Most projects use a dual license of GPLv2 and a permissive Open Source license such as MIT, BSD-2-Clause, or Apache-2.0. eBPF programs use a line of code such as char _license[] SEC("license") = "Dual BSD/GPL" to convey the license string to the kernel. However, this license string is not a substitute for the SPDX identifier in the source file which you need to provide for license auditing purposes.

If an eBPF program needs to be GPL licensed, what does that mean for your userspace executables? Can a non-GPL'd user space executable bundle/load/interact with GPL licensed eBPF bytecode running inside the kernel? Yes! The intent is for this to be normal, reasonable practice. All of the userspace interactions fall under a Linux kernel syscall API exception. All applications running in user space interact with the kernel using the syscall interface, and the same is true for user space applications that interact with eBPF programs in the kernel.

With the GPL derived works, external code that is either linked statically at build time or dynamically at runtime, and modular programs (single applications that may execute separately but depend on detailed communication of internal data structures or shared memory), must be distributed in a GPL compatible manner. However, userspace executables that load or interact with eBPF programs are none of the above.

The Linux kernel developers have made a very deliberate effort to provide documented intent around the issue of what compromises a derived work of the Linux kernel and what does not. They have designated the set of system calls as the syscall API that can be called from other programs without those programs being considered a derived work of the kernel.

A userspace executable and the related eBPF bytecode is generally considered an aggregate of the two pieces of software. They are two separate works that interact via the Linux syscall API to get useful work done and can be packaged together without being considered modular parts of a single application derived from the Linux kernel. Aggregates are a number of separate programs, distributed together that communicate with each other as if they were independent executables on the system (using standard OS provided mechanisms such as pipes or file descriptors). The GPLv2 FAQ lays out that the creation and that distribution of an aggregate, of GPL and non-GPL compatible code, should be permitted.
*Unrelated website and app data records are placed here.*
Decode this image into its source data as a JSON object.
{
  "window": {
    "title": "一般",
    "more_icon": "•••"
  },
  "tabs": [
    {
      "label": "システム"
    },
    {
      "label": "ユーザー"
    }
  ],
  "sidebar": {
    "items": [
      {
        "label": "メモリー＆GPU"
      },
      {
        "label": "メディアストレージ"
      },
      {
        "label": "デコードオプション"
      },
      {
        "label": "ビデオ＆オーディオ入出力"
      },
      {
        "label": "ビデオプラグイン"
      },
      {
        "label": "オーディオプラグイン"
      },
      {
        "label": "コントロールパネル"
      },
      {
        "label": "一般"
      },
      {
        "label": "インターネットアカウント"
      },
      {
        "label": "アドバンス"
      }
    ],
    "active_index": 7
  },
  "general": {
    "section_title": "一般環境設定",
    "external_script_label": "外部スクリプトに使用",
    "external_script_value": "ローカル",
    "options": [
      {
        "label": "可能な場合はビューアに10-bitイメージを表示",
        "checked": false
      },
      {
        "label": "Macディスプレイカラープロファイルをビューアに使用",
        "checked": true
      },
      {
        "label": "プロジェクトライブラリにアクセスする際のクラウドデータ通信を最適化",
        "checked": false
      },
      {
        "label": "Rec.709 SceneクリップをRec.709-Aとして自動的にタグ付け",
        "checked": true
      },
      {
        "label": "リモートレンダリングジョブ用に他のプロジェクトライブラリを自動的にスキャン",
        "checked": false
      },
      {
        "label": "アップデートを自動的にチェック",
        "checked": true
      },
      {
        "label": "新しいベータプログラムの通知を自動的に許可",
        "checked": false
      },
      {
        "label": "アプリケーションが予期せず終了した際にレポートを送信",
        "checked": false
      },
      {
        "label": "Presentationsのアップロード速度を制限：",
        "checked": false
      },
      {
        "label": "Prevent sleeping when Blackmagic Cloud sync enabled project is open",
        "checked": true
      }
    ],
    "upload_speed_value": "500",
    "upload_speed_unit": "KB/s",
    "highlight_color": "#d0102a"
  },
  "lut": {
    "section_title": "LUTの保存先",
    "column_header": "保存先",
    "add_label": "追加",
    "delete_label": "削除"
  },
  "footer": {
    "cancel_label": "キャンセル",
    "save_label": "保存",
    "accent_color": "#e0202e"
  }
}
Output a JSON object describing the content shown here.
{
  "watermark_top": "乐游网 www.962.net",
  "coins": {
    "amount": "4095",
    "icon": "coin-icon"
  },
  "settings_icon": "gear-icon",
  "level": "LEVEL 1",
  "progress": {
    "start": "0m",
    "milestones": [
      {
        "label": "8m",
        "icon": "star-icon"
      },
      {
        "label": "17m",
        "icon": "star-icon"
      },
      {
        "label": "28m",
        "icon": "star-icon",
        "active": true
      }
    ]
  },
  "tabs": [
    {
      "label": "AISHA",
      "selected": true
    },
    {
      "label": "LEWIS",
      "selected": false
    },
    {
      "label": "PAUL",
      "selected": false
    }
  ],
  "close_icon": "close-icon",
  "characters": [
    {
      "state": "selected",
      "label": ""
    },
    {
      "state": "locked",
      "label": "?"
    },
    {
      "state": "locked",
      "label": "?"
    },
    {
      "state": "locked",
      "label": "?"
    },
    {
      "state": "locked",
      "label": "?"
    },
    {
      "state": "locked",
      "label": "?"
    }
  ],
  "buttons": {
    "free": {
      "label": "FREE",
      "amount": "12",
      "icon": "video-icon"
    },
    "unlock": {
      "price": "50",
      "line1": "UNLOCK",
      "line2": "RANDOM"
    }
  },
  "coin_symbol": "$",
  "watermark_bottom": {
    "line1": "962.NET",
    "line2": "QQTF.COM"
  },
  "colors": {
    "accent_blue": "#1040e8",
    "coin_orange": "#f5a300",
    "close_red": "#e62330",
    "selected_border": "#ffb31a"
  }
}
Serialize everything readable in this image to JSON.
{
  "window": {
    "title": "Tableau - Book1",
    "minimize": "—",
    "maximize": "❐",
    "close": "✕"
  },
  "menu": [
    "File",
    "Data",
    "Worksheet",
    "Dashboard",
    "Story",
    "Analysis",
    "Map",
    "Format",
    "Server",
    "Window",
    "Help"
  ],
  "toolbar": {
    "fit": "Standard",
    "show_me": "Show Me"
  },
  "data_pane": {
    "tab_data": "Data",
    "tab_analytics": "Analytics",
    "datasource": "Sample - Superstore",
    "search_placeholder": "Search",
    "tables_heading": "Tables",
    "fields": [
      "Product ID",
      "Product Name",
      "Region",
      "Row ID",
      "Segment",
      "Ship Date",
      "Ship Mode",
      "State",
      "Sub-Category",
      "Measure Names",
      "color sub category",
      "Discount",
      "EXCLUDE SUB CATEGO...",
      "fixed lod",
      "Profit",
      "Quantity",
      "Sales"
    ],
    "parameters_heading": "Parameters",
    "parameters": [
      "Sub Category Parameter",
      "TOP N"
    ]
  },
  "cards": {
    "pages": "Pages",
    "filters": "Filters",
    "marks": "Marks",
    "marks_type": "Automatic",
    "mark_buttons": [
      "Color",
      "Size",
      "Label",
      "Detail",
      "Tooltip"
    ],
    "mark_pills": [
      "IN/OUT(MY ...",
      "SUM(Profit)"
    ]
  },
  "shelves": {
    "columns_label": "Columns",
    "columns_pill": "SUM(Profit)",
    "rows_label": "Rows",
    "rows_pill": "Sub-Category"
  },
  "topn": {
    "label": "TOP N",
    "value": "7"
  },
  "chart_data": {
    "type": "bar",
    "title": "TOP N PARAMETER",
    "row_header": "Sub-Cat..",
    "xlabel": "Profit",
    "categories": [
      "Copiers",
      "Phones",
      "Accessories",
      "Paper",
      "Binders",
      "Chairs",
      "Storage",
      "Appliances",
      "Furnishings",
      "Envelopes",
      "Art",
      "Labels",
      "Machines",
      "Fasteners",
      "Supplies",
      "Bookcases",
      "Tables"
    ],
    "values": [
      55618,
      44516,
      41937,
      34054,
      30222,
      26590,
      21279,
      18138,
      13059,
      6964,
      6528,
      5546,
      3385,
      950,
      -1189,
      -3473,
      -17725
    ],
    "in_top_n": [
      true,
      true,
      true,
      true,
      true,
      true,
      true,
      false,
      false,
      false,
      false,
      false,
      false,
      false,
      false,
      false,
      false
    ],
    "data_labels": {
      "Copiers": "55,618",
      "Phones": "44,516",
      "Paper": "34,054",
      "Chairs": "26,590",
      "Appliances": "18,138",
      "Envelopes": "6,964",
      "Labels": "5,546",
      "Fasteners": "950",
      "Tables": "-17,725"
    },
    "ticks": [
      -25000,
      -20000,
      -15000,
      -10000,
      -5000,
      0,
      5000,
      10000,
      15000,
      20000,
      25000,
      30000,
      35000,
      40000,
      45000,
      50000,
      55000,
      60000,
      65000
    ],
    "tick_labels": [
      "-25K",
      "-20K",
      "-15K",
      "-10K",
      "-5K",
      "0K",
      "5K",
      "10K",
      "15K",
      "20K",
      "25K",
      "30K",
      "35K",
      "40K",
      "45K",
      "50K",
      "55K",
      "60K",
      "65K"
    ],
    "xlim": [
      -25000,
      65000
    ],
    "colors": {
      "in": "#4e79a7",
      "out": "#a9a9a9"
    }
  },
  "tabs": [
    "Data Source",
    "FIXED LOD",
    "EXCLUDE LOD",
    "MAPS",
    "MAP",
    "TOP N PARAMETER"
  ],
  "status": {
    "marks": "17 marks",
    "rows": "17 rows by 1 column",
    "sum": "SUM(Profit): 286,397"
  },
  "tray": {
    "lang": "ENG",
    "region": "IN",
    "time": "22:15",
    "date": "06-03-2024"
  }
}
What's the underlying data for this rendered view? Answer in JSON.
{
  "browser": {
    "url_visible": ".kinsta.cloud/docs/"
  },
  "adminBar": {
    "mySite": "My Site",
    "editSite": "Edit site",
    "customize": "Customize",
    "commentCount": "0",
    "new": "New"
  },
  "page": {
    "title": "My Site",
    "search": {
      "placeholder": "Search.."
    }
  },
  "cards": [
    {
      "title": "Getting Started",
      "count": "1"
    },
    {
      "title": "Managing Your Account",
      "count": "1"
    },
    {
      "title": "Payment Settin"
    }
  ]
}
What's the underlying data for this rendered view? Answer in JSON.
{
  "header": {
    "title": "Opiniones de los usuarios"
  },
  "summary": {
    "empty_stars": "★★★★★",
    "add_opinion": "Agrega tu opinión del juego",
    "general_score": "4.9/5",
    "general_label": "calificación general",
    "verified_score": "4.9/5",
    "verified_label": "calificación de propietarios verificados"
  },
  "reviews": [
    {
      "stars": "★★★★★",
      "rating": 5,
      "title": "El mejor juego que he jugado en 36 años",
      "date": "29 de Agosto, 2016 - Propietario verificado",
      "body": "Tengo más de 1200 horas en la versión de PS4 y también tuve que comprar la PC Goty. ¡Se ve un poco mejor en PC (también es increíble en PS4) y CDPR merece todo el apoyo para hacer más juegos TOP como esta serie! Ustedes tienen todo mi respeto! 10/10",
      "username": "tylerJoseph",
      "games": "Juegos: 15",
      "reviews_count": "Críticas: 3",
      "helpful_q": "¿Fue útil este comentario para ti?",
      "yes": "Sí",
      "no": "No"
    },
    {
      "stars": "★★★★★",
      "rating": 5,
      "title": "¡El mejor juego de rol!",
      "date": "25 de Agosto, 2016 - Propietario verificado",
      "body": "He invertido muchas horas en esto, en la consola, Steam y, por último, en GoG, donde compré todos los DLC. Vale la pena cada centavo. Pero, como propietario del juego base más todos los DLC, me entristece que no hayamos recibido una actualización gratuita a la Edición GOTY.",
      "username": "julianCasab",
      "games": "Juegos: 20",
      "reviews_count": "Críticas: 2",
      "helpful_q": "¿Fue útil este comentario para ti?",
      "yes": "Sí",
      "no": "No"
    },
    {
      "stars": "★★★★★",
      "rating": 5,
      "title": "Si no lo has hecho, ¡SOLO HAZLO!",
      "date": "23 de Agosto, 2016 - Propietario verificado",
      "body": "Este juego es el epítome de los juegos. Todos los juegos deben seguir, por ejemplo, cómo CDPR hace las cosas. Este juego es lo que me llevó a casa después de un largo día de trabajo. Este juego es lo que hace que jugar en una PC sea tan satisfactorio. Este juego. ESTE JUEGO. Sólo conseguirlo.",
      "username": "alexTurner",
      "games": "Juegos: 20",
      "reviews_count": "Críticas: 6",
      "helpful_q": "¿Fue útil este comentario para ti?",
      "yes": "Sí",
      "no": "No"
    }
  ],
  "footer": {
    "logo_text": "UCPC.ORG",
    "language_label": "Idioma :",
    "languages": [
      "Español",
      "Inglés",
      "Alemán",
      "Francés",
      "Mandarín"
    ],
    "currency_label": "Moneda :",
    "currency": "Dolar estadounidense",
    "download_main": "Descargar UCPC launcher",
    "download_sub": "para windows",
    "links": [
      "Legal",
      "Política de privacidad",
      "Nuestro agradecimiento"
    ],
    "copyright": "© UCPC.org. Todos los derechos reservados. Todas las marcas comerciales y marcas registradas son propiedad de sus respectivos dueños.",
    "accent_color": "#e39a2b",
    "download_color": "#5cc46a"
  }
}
modular vs aggregate code

eBPF programs have no ability to link either statically or dynamically with user space code. User space applications interact with the in-kernel eBPF program exclusively through the syscall interface, in the same way they interact with any other aspect of the kernel, and thus are not derivative works. This is expressly described in the Linux syscall note and further clarified in the eBPF licensing section “Generally, proprietary-licensed applications and GPL licensed BPF programs written for the Linux kernel in the same package can co-exist because they are separate executable processes.”

While eBPF licensing may seem complex, understanding GPL compatibility and the distinction between kernel space and user space components clarifies compliance strategies. The delineation between eBPF bytecode in the kernel and userspace executables helps mitigate concerns about GPL compatibility, affirming the flexibility of picking a license for userspace applications. Ultimately, with more clarity on licensing and a shared understanding of best practices, the eBPF ecosystem can continue to evolve and drive the silent platform revolution.

If you want to learn more about this topic, please also check the KubeCon + CloudNativeCon talk and for other runtimes check out the kernel documentation.

Subscribe to bi-weekly eCHO News

Keep up on the latest news and information from the eBPF and Cilium